**Task goal**: Check each line of the data, and copy those where "days" appears.

Excerpts from an interface dataset
◆ ◆ ◆

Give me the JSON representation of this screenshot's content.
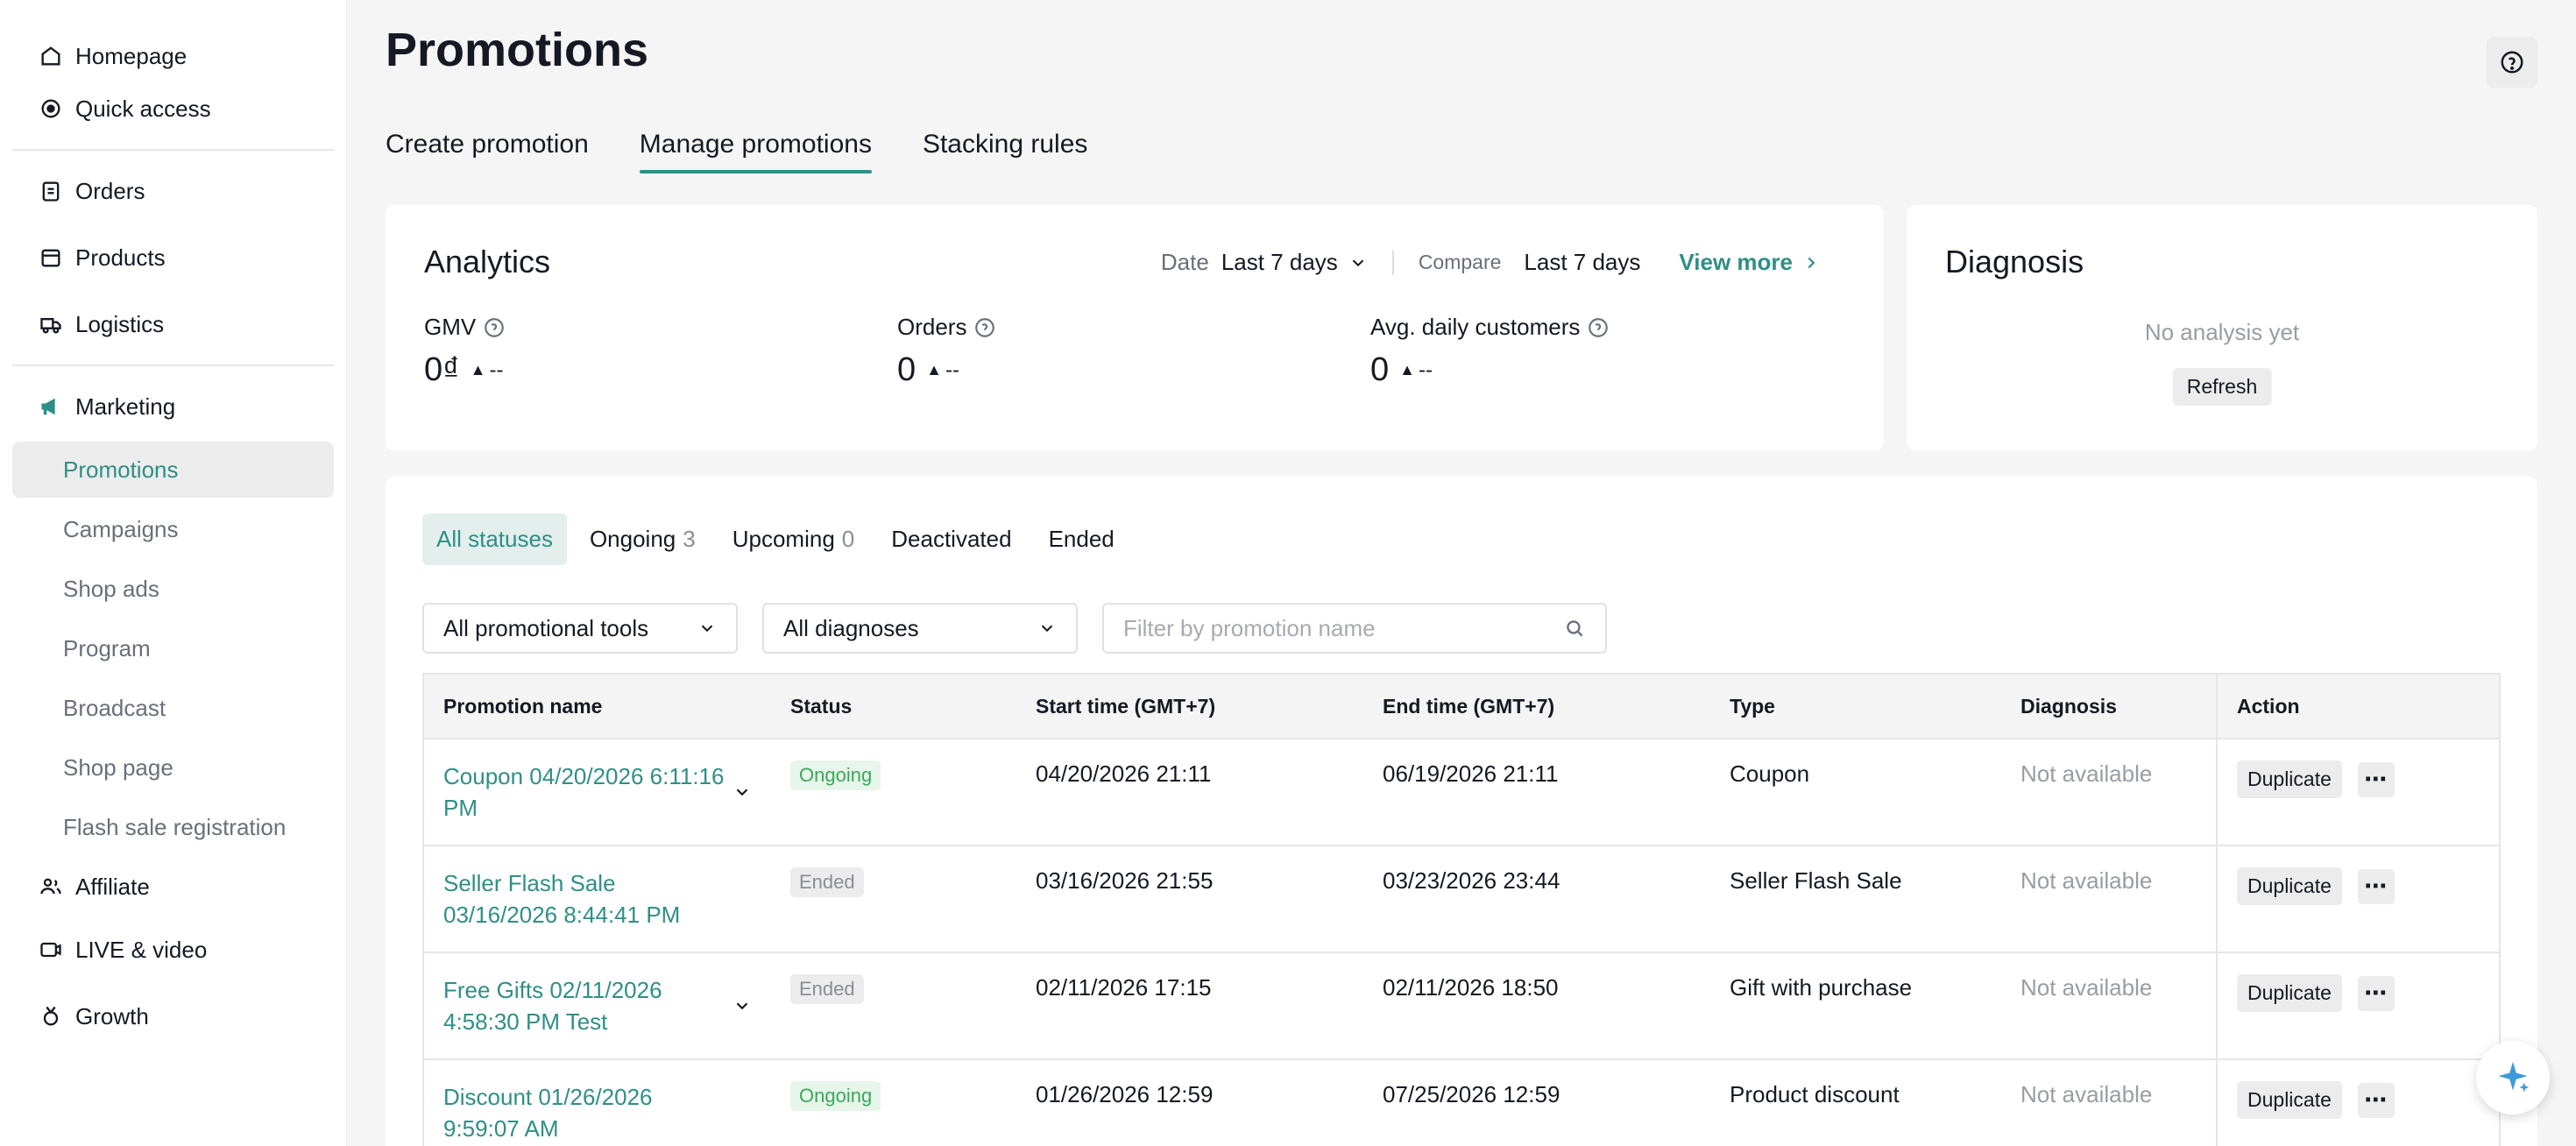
{
  "sidebar": {
    "items": [
      {
        "label": "Homepage",
        "icon": "home-icon"
      },
      {
        "label": "Quick access",
        "icon": "quick-access-icon"
      },
      {
        "label": "Orders",
        "icon": "clipboard-icon"
      },
      {
        "label": "Products",
        "icon": "box-icon"
      },
      {
        "label": "Logistics",
        "icon": "truck-icon"
      },
      {
        "label": "Marketing",
        "icon": "megaphone-icon"
      },
      {
        "label": "Affiliate",
        "icon": "people-icon"
      },
      {
        "label": "LIVE & video",
        "icon": "video-icon"
      },
      {
        "label": "Growth",
        "icon": "medal-icon"
      }
    ],
    "marketing_sub": [
      "Promotions",
      "Campaigns",
      "Shop ads",
      "Program",
      "Broadcast",
      "Shop page",
      "Flash sale registration"
    ]
  },
  "header": {
    "title": "Promotions",
    "tabs": [
      "Create promotion",
      "Manage promotions",
      "Stacking rules"
    ]
  },
  "analytics": {
    "title": "Analytics",
    "date_label": "Date",
    "date_value": "Last 7 days",
    "compare_label": "Compare",
    "compare_value": "Last 7 days",
    "view_more": "View more",
    "metrics": [
      {
        "label": "GMV",
        "value": "0₫",
        "trend": "--"
      },
      {
        "label": "Orders",
        "value": "0",
        "trend": "--"
      },
      {
        "label": "Avg. daily customers",
        "value": "0",
        "trend": "--"
      }
    ]
  },
  "diagnosis": {
    "title": "Diagnosis",
    "empty": "No analysis yet",
    "refresh": "Refresh"
  },
  "status_tabs": [
    {
      "label": "All statuses",
      "count": ""
    },
    {
      "label": "Ongoing",
      "count": "3"
    },
    {
      "label": "Upcoming",
      "count": "0"
    },
    {
      "label": "Deactivated",
      "count": ""
    },
    {
      "label": "Ended",
      "count": ""
    }
  ],
  "filters": {
    "tools": "All promotional tools",
    "diagnoses": "All diagnoses",
    "search_placeholder": "Filter by promotion name"
  },
  "table": {
    "headers": [
      "Promotion name",
      "Status",
      "Start time (GMT+7)",
      "End time (GMT+7)",
      "Type",
      "Diagnosis",
      "Action"
    ],
    "rows": [
      {
        "name": "Coupon 04/20/2026 6:11:16 PM",
        "status": "Ongoing",
        "start": "04/20/2026 21:11",
        "end": "06/19/2026 21:11",
        "type": "Coupon",
        "diagnosis": "Not available",
        "action": "Duplicate"
      },
      {
        "name": "Seller Flash Sale 03/16/2026 8:44:41 PM",
        "status": "Ended",
        "start": "03/16/2026 21:55",
        "end": "03/23/2026 23:44",
        "type": "Seller Flash Sale",
        "diagnosis": "Not available",
        "action": "Duplicate"
      },
      {
        "name": "Free Gifts 02/11/2026 4:58:30 PM Test",
        "status": "Ended",
        "start": "02/11/2026 17:15",
        "end": "02/11/2026 18:50",
        "type": "Gift with purchase",
        "diagnosis": "Not available",
        "action": "Duplicate"
      },
      {
        "name": "Discount 01/26/2026 9:59:07 AM",
        "status": "Ongoing",
        "start": "01/26/2026 12:59",
        "end": "07/25/2026 12:59",
        "type": "Product discount",
        "diagnosis": "Not available",
        "action": "Duplicate"
      }
    ]
  },
  "colors": {
    "accent": "#2e8f86",
    "ongoing": "#3aa85a",
    "muted": "#9a9ca4"
  }
}
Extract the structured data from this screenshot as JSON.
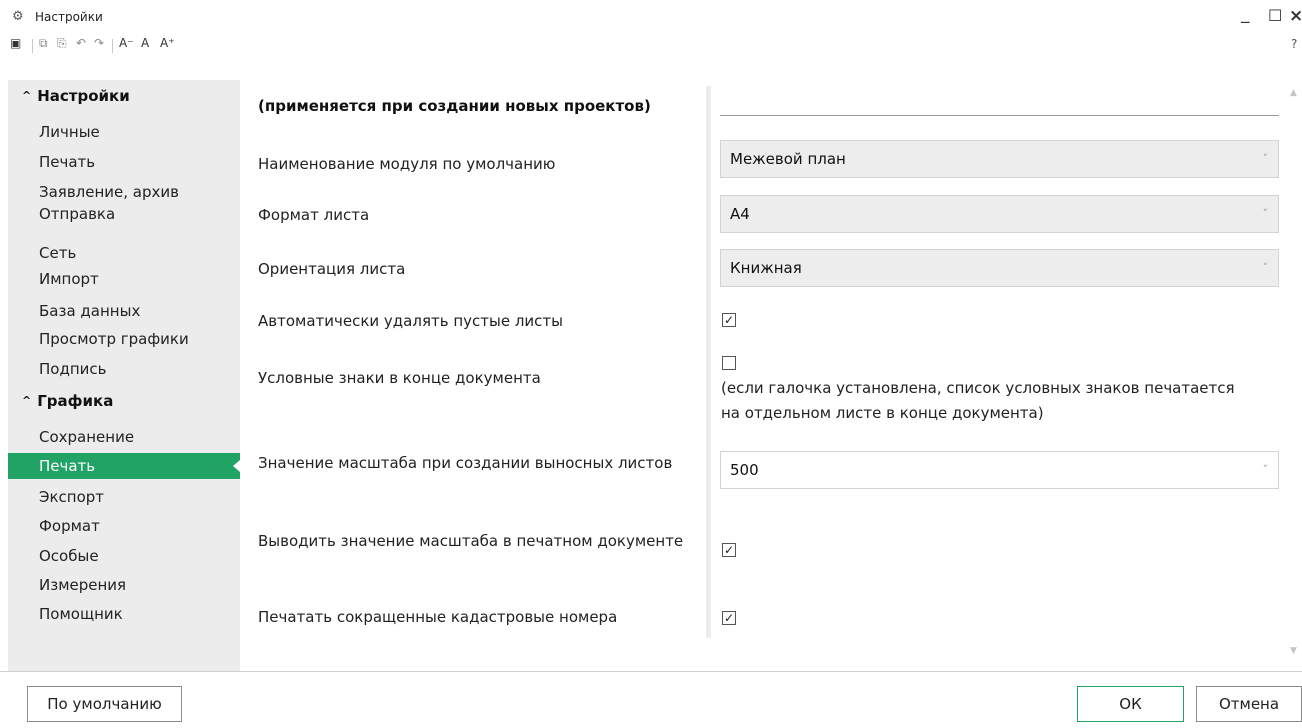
{
  "window": {
    "title": "Настройки",
    "help_label": "?"
  },
  "sidebar": {
    "groups": [
      {
        "label": "Настройки",
        "items": [
          "Личные",
          "Печать",
          "Заявление, архив",
          "Отправка",
          "Сеть",
          "Импорт",
          "База данных",
          "Просмотр графики",
          "Подпись"
        ]
      },
      {
        "label": "Графика",
        "items": [
          "Сохранение",
          "Печать",
          "Экспорт",
          "Формат",
          "Особые",
          "Измерения",
          "Помощник"
        ]
      }
    ],
    "active_item": "Графика / Печать",
    "accent_color": "#21a366"
  },
  "main": {
    "section_heading": "(применяется при создании новых проектов)",
    "fields": {
      "module_name": {
        "label": "Наименование модуля по умолчанию",
        "value": "Межевой план"
      },
      "sheet_format": {
        "label": "Формат листа",
        "value": "А4"
      },
      "orientation": {
        "label": "Ориентация листа",
        "value": "Книжная"
      },
      "auto_delete": {
        "label": "Автоматически удалять пустые листы",
        "checked": true
      },
      "symbols_end": {
        "label": "Условные знаки в конце документа",
        "checked": false,
        "note": "(если галочка установлена, список условных знаков печатается на отдельном листе в конце документа)"
      },
      "scale_value": {
        "label": "Значение масштаба при создании выносных листов",
        "value": "500"
      },
      "print_scale": {
        "label": "Выводить значение масштаба в печатном документе",
        "checked": true
      },
      "short_cadastral": {
        "label": "Печатать сокращенные кадастровые номера",
        "checked": true
      }
    }
  },
  "footer": {
    "default_button": "По умолчанию",
    "ok_button": "ОК",
    "cancel_button": "Отмена"
  }
}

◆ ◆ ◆

**Written response**:
    "date_value": "Last 7 days",
    "compare_value": "Last 7 days",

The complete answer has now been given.